(Source data)
_ _ _ _ _
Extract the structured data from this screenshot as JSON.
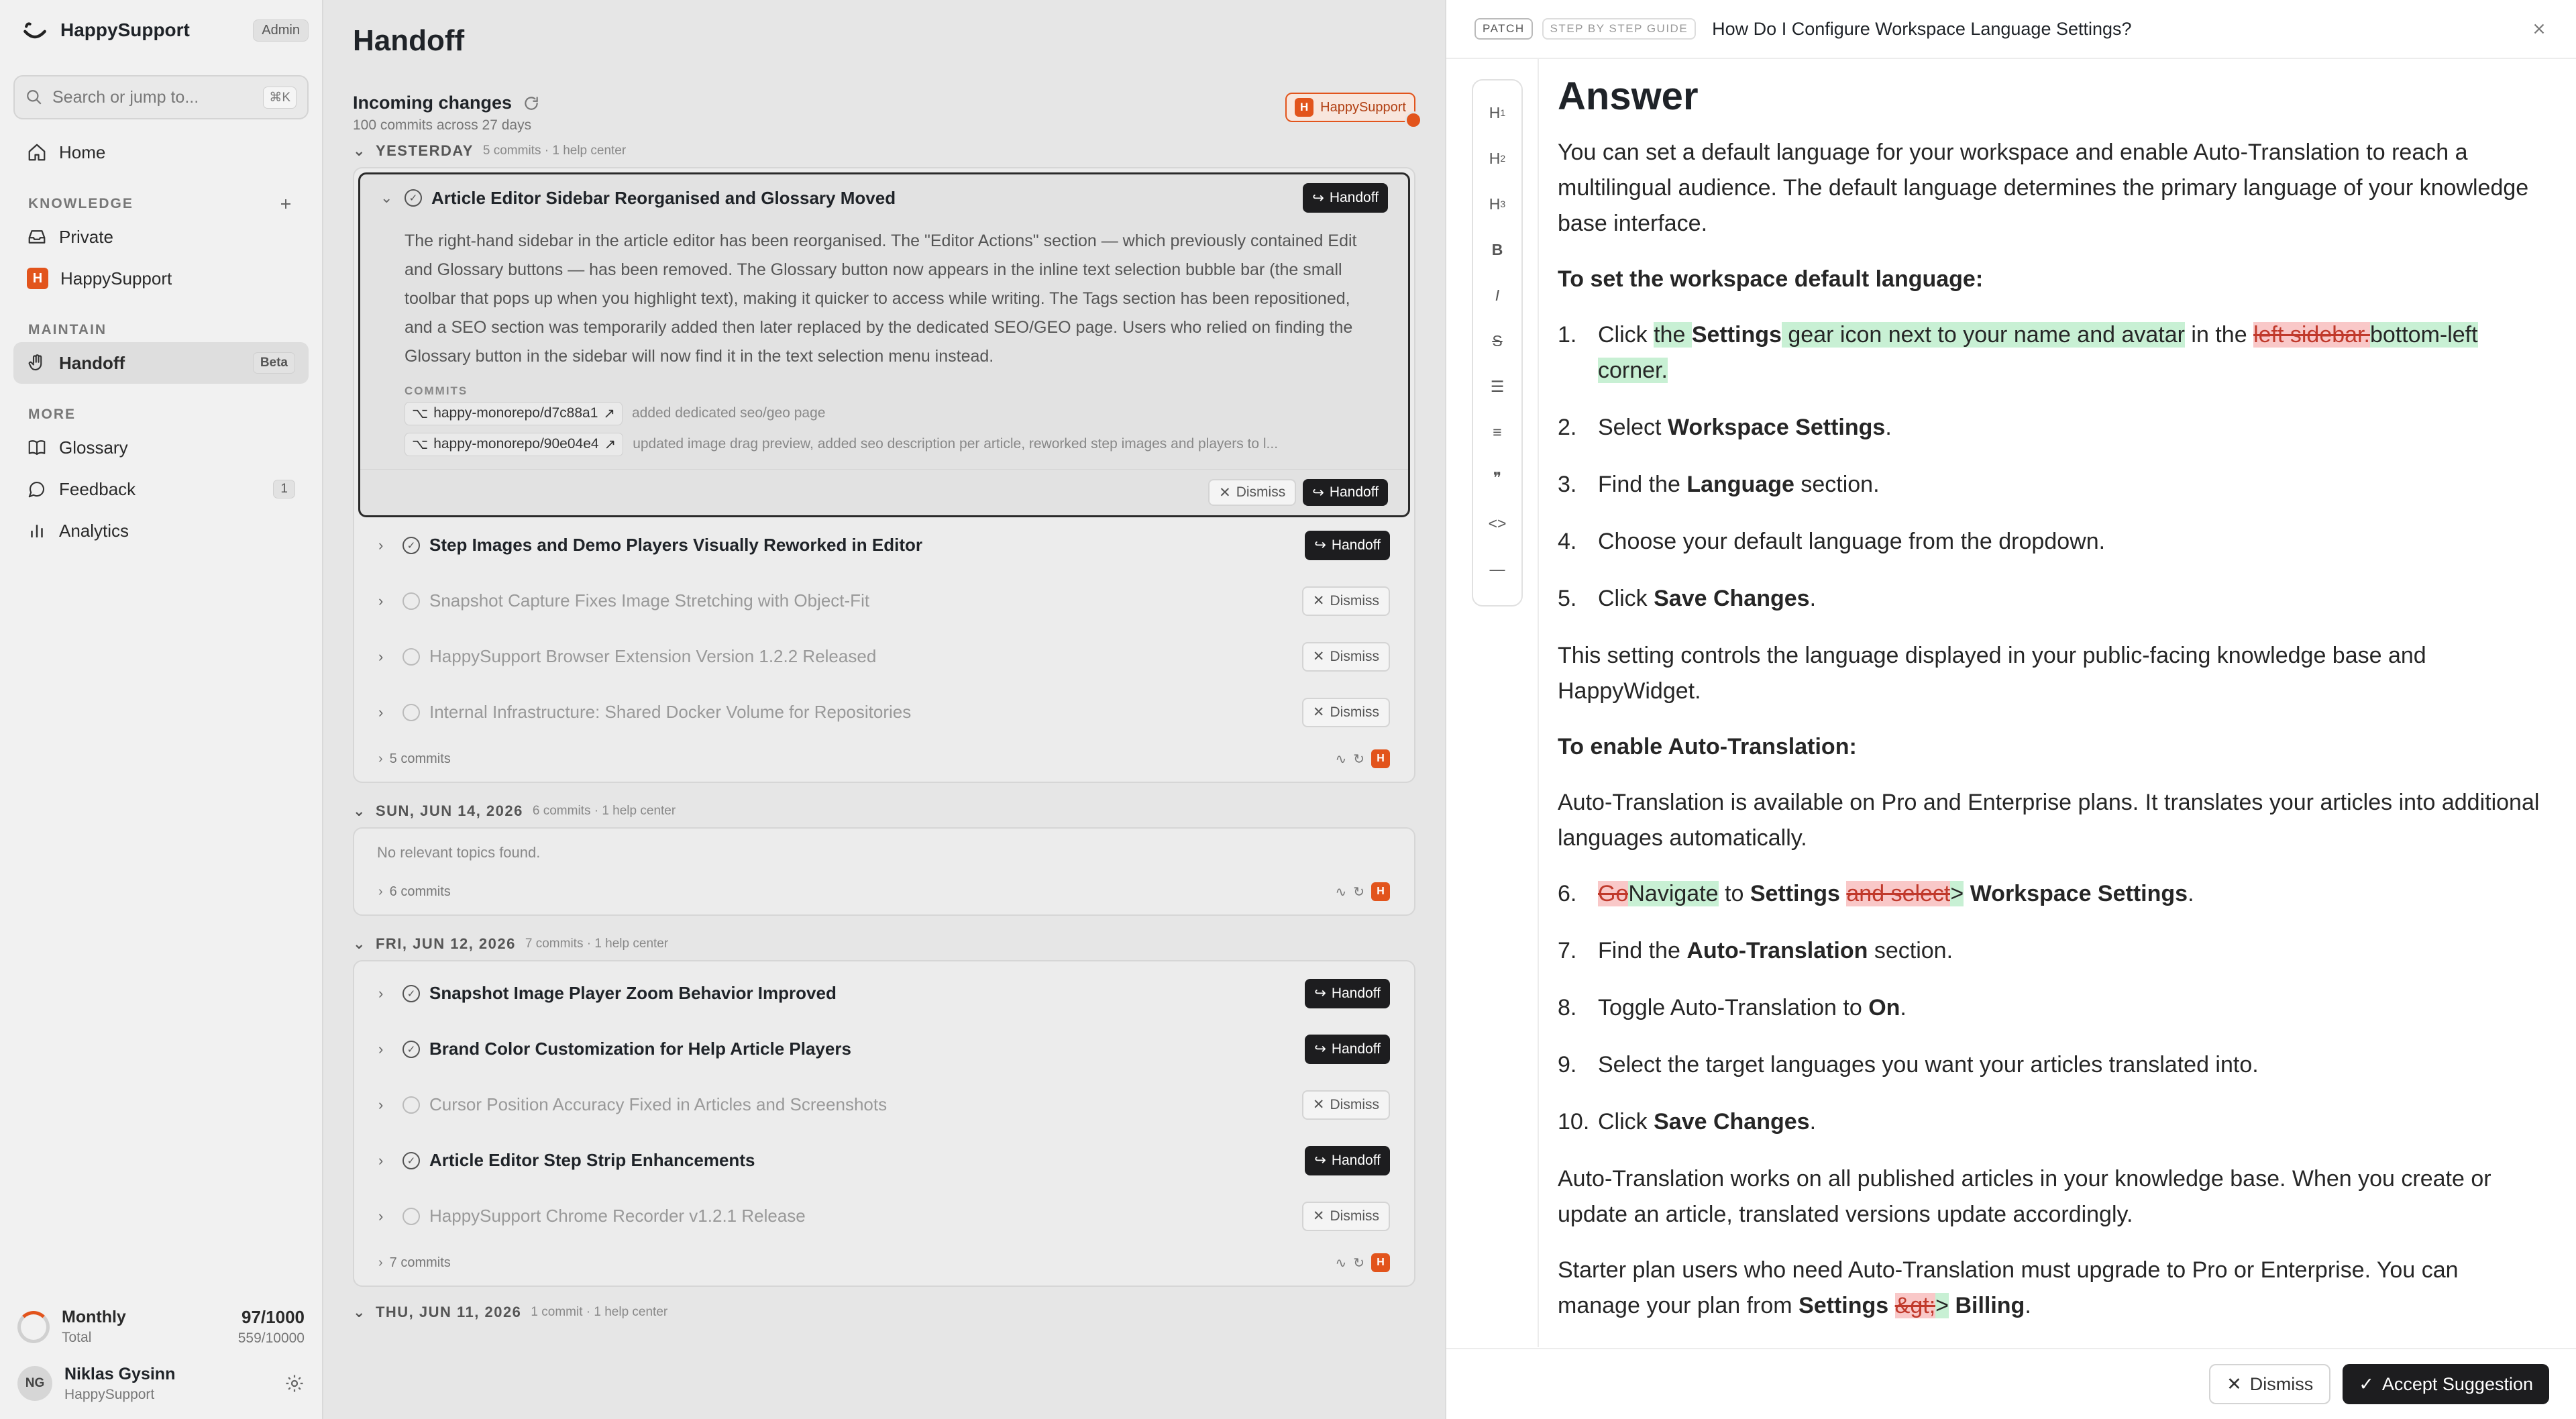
{
  "sidebar": {
    "brand": "HappySupport",
    "role_badge": "Admin",
    "search_placeholder": "Search or jump to...",
    "search_shortcut": "⌘K",
    "home": "Home",
    "knowledge_label": "KNOWLEDGE",
    "private": "Private",
    "happysupport": "HappySupport",
    "maintain_label": "MAINTAIN",
    "handoff": "Handoff",
    "handoff_badge": "Beta",
    "more_label": "MORE",
    "glossary": "Glossary",
    "feedback": "Feedback",
    "feedback_count": "1",
    "analytics": "Analytics",
    "usage": {
      "label": "Monthly",
      "sub": "Total",
      "value": "97/1000",
      "total": "559/10000"
    },
    "user": {
      "initials": "NG",
      "name": "Niklas Gysinn",
      "org": "HappySupport"
    }
  },
  "main": {
    "title": "Handoff",
    "incoming_title": "Incoming changes",
    "incoming_sub": "100 commits across 27 days",
    "pill_label": "HappySupport",
    "pill_letter": "H",
    "handoff_label": "Handoff",
    "dismiss_label": "Dismiss",
    "days": [
      {
        "label": "YESTERDAY",
        "meta": "5 commits · 1 help center",
        "expanded": {
          "title": "Article Editor Sidebar Reorganised and Glossary Moved",
          "body": "The right-hand sidebar in the article editor has been reorganised. The \"Editor Actions\" section — which previously contained Edit and Glossary buttons — has been removed. The Glossary button now appears in the inline text selection bubble bar (the small toolbar that pops up when you highlight text), making it quicker to access while writing. The Tags section has been repositioned, and a SEO section was temporarily added then later replaced by the dedicated SEO/GEO page. Users who relied on finding the Glossary button in the sidebar will now find it in the text selection menu instead.",
          "commits_label": "COMMITS",
          "commits": [
            {
              "repo": "happy-monorepo/d7c88a1",
              "msg": "added dedicated seo/geo page"
            },
            {
              "repo": "happy-monorepo/90e04e4",
              "msg": "updated image drag preview, added seo description per article, reworked step images and players to l..."
            }
          ]
        },
        "rows": [
          {
            "title": "Step Images and Demo Players Visually Reworked in Editor",
            "muted": false
          },
          {
            "title": "Snapshot Capture Fixes Image Stretching with Object-Fit",
            "muted": true
          },
          {
            "title": "HappySupport Browser Extension Version 1.2.2 Released",
            "muted": true
          },
          {
            "title": "Internal Infrastructure: Shared Docker Volume for Repositories",
            "muted": true
          }
        ],
        "footer": "5 commits"
      },
      {
        "label": "SUN, JUN 14, 2026",
        "meta": "6 commits · 1 help center",
        "empty": "No relevant topics found.",
        "footer": "6 commits"
      },
      {
        "label": "FRI, JUN 12, 2026",
        "meta": "7 commits · 1 help center",
        "rows": [
          {
            "title": "Snapshot Image Player Zoom Behavior Improved",
            "muted": false
          },
          {
            "title": "Brand Color Customization for Help Article Players",
            "muted": false
          },
          {
            "title": "Cursor Position Accuracy Fixed in Articles and Screenshots",
            "muted": true
          },
          {
            "title": "Article Editor Step Strip Enhancements",
            "muted": false
          },
          {
            "title": "HappySupport Chrome Recorder v1.2.1 Release",
            "muted": true
          }
        ],
        "footer": "7 commits"
      },
      {
        "label": "THU, JUN 11, 2026",
        "meta": "1 commit · 1 help center"
      }
    ]
  },
  "panel": {
    "tag1": "PATCH",
    "tag2": "STEP BY STEP GUIDE",
    "title": "How Do I Configure Workspace Language Settings?",
    "heading": "Answer",
    "intro": "You can set a default language for your workspace and enable Auto-Translation to reach a multilingual audience. The default language determines the primary language of your knowledge base interface.",
    "set_heading": "To set the workspace default language:",
    "step1": {
      "n": "1.",
      "a": "Click ",
      "ins1": "the ",
      "b": "Settings",
      "ins2": " gear icon next to your name and avatar",
      "c": " in the ",
      "del": "left sidebar.",
      "ins3": "bottom-left corner."
    },
    "step2": {
      "n": "2.",
      "a": "Select ",
      "b": "Workspace Settings",
      "c": "."
    },
    "step3": {
      "n": "3.",
      "a": "Find the ",
      "b": "Language",
      "c": " section."
    },
    "step4": {
      "n": "4.",
      "a": "Choose your default language from the dropdown."
    },
    "step5": {
      "n": "5.",
      "a": "Click ",
      "b": "Save Changes",
      "c": "."
    },
    "para2": "This setting controls the language displayed in your public-facing knowledge base and HappyWidget.",
    "auto_heading": "To enable Auto-Translation:",
    "para3": "Auto-Translation is available on Pro and Enterprise plans. It translates your articles into additional languages automatically.",
    "step6": {
      "n": "6.",
      "del1": "Go",
      "ins1": "Navigate",
      "a": " to ",
      "b": "Settings",
      "sp": " ",
      "del2": "and select",
      "ins2": ">",
      "c": " Workspace Settings",
      "d": "."
    },
    "step7": {
      "n": "7.",
      "a": "Find the ",
      "b": "Auto-Translation",
      "c": " section."
    },
    "step8": {
      "n": "8.",
      "a": "Toggle Auto-Translation to ",
      "b": "On",
      "c": "."
    },
    "step9": {
      "n": "9.",
      "a": "Select the target languages you want your articles translated into."
    },
    "step10": {
      "n": "10.",
      "a": "Click ",
      "b": "Save Changes",
      "c": "."
    },
    "para4": "Auto-Translation works on all published articles in your knowledge base. When you create or update an article, translated versions update accordingly.",
    "para5a": "Starter plan users who need Auto-Translation must upgrade to Pro or Enterprise. You can manage your plan from ",
    "para5b": "Settings",
    "para5sp": " ",
    "para5del": "&gt;",
    "para5ins": ">",
    "para5c": " Billing",
    "para5d": ".",
    "dismiss": "Dismiss",
    "accept": "Accept Suggestion"
  }
}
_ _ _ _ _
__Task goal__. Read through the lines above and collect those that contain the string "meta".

__Task output__.
        "meta": "5 commits · 1 help center",
        "meta": "6 commits · 1 help center",
        "meta": "7 commits · 1 help center",
        "meta": "1 commit · 1 help center"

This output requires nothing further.